# Element data from apps and pages

BEGIN

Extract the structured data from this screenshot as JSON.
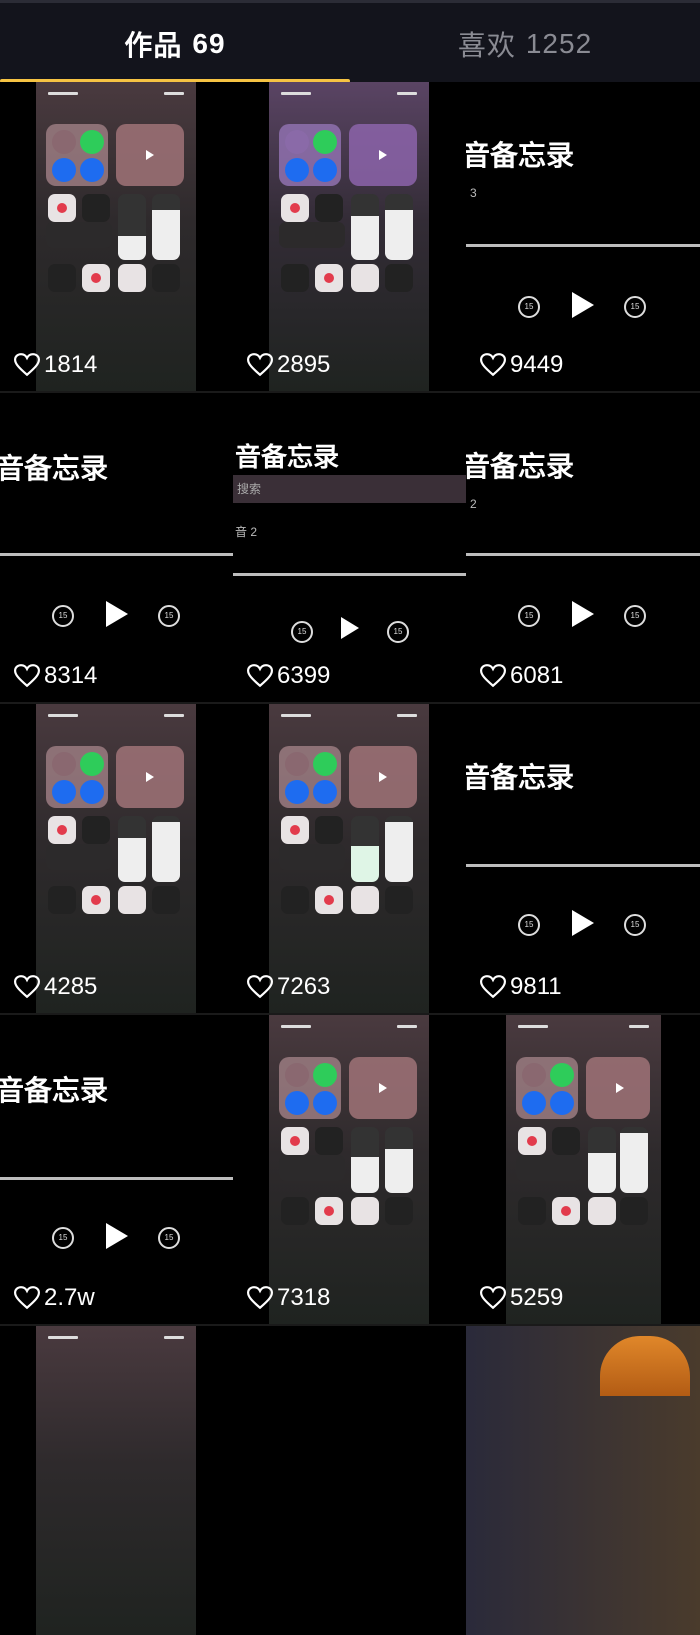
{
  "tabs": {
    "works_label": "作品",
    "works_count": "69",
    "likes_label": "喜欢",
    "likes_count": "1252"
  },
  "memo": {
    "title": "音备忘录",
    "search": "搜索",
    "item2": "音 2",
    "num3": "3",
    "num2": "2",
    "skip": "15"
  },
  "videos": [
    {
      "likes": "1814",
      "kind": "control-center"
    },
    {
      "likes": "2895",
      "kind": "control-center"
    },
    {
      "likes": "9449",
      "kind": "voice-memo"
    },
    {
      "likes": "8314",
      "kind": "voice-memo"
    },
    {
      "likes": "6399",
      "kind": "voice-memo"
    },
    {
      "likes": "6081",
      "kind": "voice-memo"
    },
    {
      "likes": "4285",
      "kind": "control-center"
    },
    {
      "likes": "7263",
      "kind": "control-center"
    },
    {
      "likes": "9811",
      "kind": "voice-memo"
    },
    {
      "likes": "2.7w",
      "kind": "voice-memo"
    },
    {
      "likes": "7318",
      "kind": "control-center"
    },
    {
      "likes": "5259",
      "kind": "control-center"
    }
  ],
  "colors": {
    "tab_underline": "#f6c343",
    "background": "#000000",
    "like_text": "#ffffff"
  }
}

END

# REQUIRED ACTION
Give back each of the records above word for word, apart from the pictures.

# ANSWER TO THIS TASK
Extract the structured data from this screenshot as JSON.
{
  "tabs": {
    "works_label": "作品",
    "works_count": "69",
    "likes_label": "喜欢",
    "likes_count": "1252"
  },
  "memo": {
    "title": "音备忘录",
    "search": "搜索",
    "item2": "音 2",
    "num3": "3",
    "num2": "2",
    "skip": "15"
  },
  "videos": [
    {
      "likes": "1814",
      "kind": "control-center"
    },
    {
      "likes": "2895",
      "kind": "control-center"
    },
    {
      "likes": "9449",
      "kind": "voice-memo"
    },
    {
      "likes": "8314",
      "kind": "voice-memo"
    },
    {
      "likes": "6399",
      "kind": "voice-memo"
    },
    {
      "likes": "6081",
      "kind": "voice-memo"
    },
    {
      "likes": "4285",
      "kind": "control-center"
    },
    {
      "likes": "7263",
      "kind": "control-center"
    },
    {
      "likes": "9811",
      "kind": "voice-memo"
    },
    {
      "likes": "2.7w",
      "kind": "voice-memo"
    },
    {
      "likes": "7318",
      "kind": "control-center"
    },
    {
      "likes": "5259",
      "kind": "control-center"
    }
  ],
  "colors": {
    "tab_underline": "#f6c343",
    "background": "#000000",
    "like_text": "#ffffff"
  }
}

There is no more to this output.